Kinnevik AB said it has launch of an accelerated bookbuilding process to institutional investors of approximately 10.9 million existing shares in Rocket Internet SE. The Placing Shares represent 6.6 percent of the Company’s issued share capital and constitute Kinnevik’s entire remaining shareholding in the Company.
The company disclosed that Joh. Berenberg, Gossler & Co. KG will be acting as Sole Bookrunner in the Transaction. The placement price is subject to agreement between Berenberg and Kinnevik at the close of the bookbuilding process, and the results of the Transaction will be announced as soon as practicable thereafter.
The announcement as released by Kinnevik signal the end of a special relationship that more or less ‘turned sour’ after the two companies clashed on methodologies for valuing companies they both have stakes in.
It could be recalled that Kinnevik first took the bold step by first selling half of its holding in Rocket Internet. The move saw Rocket Internet’s stock losing serious value on the Frankfurt Stock Exchange.
This development means a whole lot to the European and tech investment space. At the surface level, it means Rocket Internet has lost one of its most committed investor for some of it’s it biggest European tech startup such as Global Fashion Group, Home24 and Linio. On the very serious side of things, Kinnevik and Rocket Internet have more or less declared that they are out to compete with each other ‘squarely’.

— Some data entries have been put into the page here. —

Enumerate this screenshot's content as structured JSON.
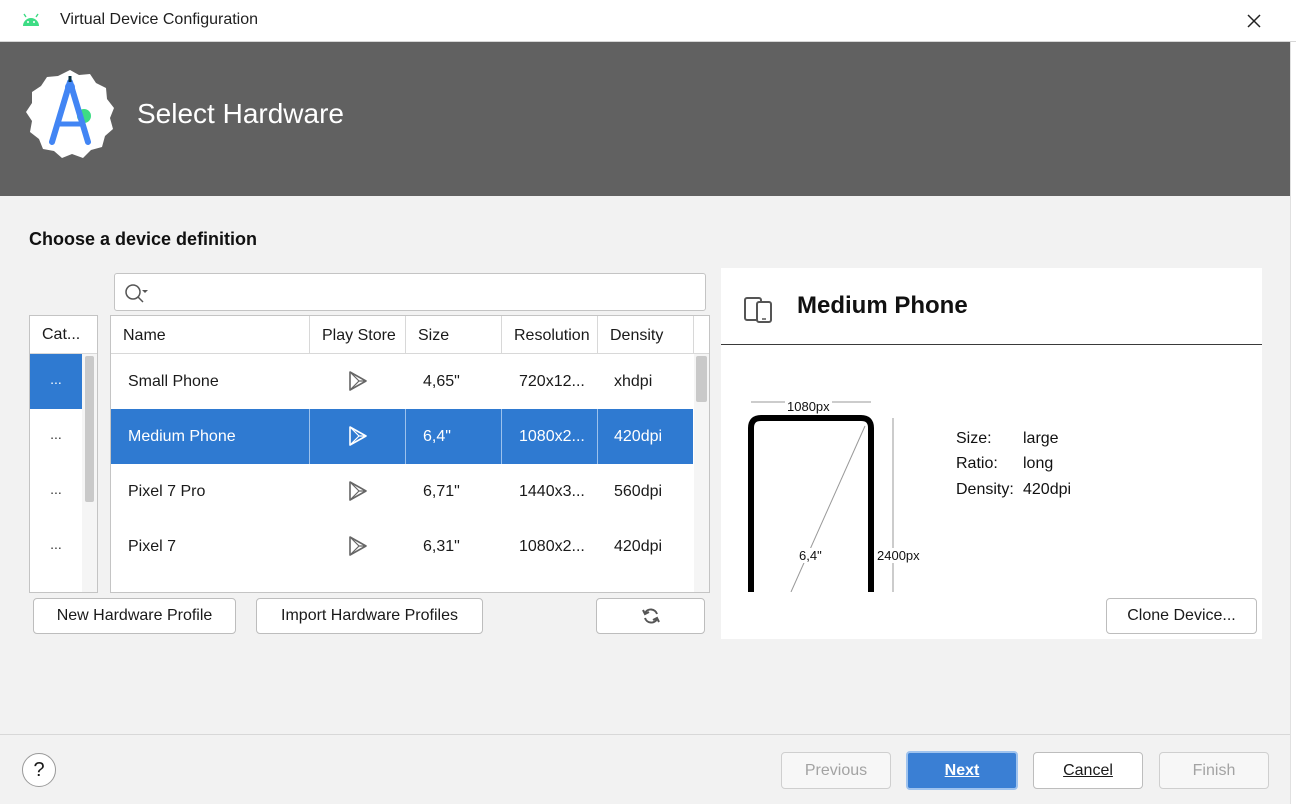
{
  "window": {
    "title": "Virtual Device Configuration"
  },
  "header": {
    "title": "Select Hardware"
  },
  "page": {
    "subtitle": "Choose a device definition"
  },
  "search": {
    "value": "",
    "placeholder": ""
  },
  "categories": {
    "header": "Cat...",
    "items": [
      {
        "label": "...",
        "selected": true
      },
      {
        "label": "...",
        "selected": false
      },
      {
        "label": "...",
        "selected": false
      },
      {
        "label": "...",
        "selected": false
      }
    ]
  },
  "table": {
    "columns": [
      "Name",
      "Play Store",
      "Size",
      "Resolution",
      "Density"
    ],
    "rows": [
      {
        "name": "Small Phone",
        "play_store": true,
        "size": "4,65\"",
        "resolution": "720x12...",
        "density": "xhdpi",
        "selected": false
      },
      {
        "name": "Medium Phone",
        "play_store": true,
        "size": "6,4\"",
        "resolution": "1080x2...",
        "density": "420dpi",
        "selected": true
      },
      {
        "name": "Pixel 7 Pro",
        "play_store": true,
        "size": "6,71\"",
        "resolution": "1440x3...",
        "density": "560dpi",
        "selected": false
      },
      {
        "name": "Pixel 7",
        "play_store": true,
        "size": "6,31\"",
        "resolution": "1080x2...",
        "density": "420dpi",
        "selected": false
      }
    ]
  },
  "buttons": {
    "new_profile": "New Hardware Profile",
    "import_profiles": "Import Hardware Profiles",
    "clone_device": "Clone Device...",
    "previous": "Previous",
    "next": "Next",
    "cancel": "Cancel",
    "finish": "Finish",
    "help": "?"
  },
  "detail": {
    "name": "Medium Phone",
    "width_label": "1080px",
    "height_label": "2400px",
    "diagonal_label": "6,4\"",
    "specs": [
      {
        "label": "Size:",
        "value": "large"
      },
      {
        "label": "Ratio:",
        "value": "long"
      },
      {
        "label": "Density:",
        "value": "420dpi"
      }
    ]
  },
  "colors": {
    "selection": "#2f7ad1",
    "header_bg": "#616161",
    "primary_button": "#3a7fd4"
  },
  "icons": [
    "android-icon",
    "close-icon",
    "android-studio-logo",
    "search-icon",
    "play-store-icon",
    "refresh-icon",
    "devices-icon",
    "help-icon"
  ]
}
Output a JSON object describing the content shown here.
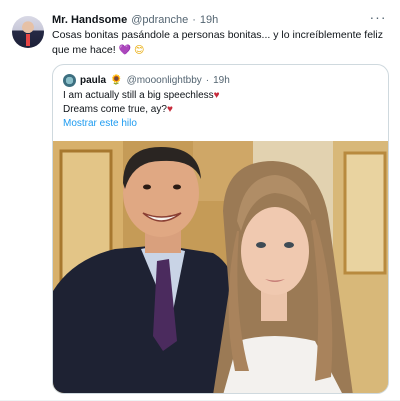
{
  "tweet": {
    "author_name": "Mr. Handsome",
    "author_handle": "@pdranche",
    "separator": "·",
    "time": "19h",
    "more_label": "···",
    "text": "Cosas bonitas pasándole a personas bonitas... y lo increíblemente feliz que me hace!",
    "emoji_heart": "💜",
    "emoji_smile": "😊"
  },
  "quote": {
    "author_name": "paula",
    "author_emoji": "🌻",
    "author_handle": "@mooonlightbby",
    "separator": "·",
    "time": "19h",
    "line1": "I am actually still a big speechless",
    "line2": "Dreams come true, ay?",
    "heart": "♥",
    "show_thread": "Mostrar este hilo",
    "photo_icon": "selfie-photo"
  },
  "colors": {
    "link": "#1d9bf0",
    "secondary_text": "#536471",
    "border": "#cfd9de"
  }
}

Take Nigeria for example, Rocket Internet owns a little above 20% stake in Jumia, a general merchandise eCommerce company that competes head on with Konga where Kinnevik holds about 44% stake with the backing of Naspers as co-investor. The ‘divorce’ between Rocket Internet and Kinnevik means a whole lot for these two startups that are trying to cut losses and make their first profit since they started.
Analysts see various scenarios. First might be a fresh funding round for Konga that might be led by Kinnevik to either buy-off Naspers stake in the business or buy a substantial stake that will give it full control of Konga. The last time Konga raised funding was in 2014 when the company raised USD65 million Series C funding from Kinnevik and Naspers. Both companies have not publicly confirmed any latest injection into the company.
An alternative scenario is for both Naspers and Kinnevik to sell off their stake to Rocket Internet. This is an unlikely possibility but analysts who spoke to PageOne.ng are of the opinion that actions of both Naspers and Kinnevik in the last three months suggest both companies are individually reviewing their startup portfolio. Naspers has indeed activated an ‘exit-frenzy’ in the last eight to nine months.
Last year, the company suddenly announced its exit in Allegro, a European eCommerce company, selling it for USD3.2 billion. Its biggest exit this year was its co-exit in Souq.com when Naspers and other concerned investors sold the Middle East eCommerce company to Amazon for USD709 million. Its latest exit which was more or less a loss was when it announced the closing down of Markaforni, its Turkish eCommerce startup that did not break even.
As for Kinnevik, the company’s exit in Rocket Internet speaks volume. For many years, it has been a strong ally of the company. The final exit in Rocket means, it is revising its portfolio and partnerships going forward. As we know it, there are no record of dispute between Kinnevik and Naspers. Both companies will however, need to decide their future actions for Konga.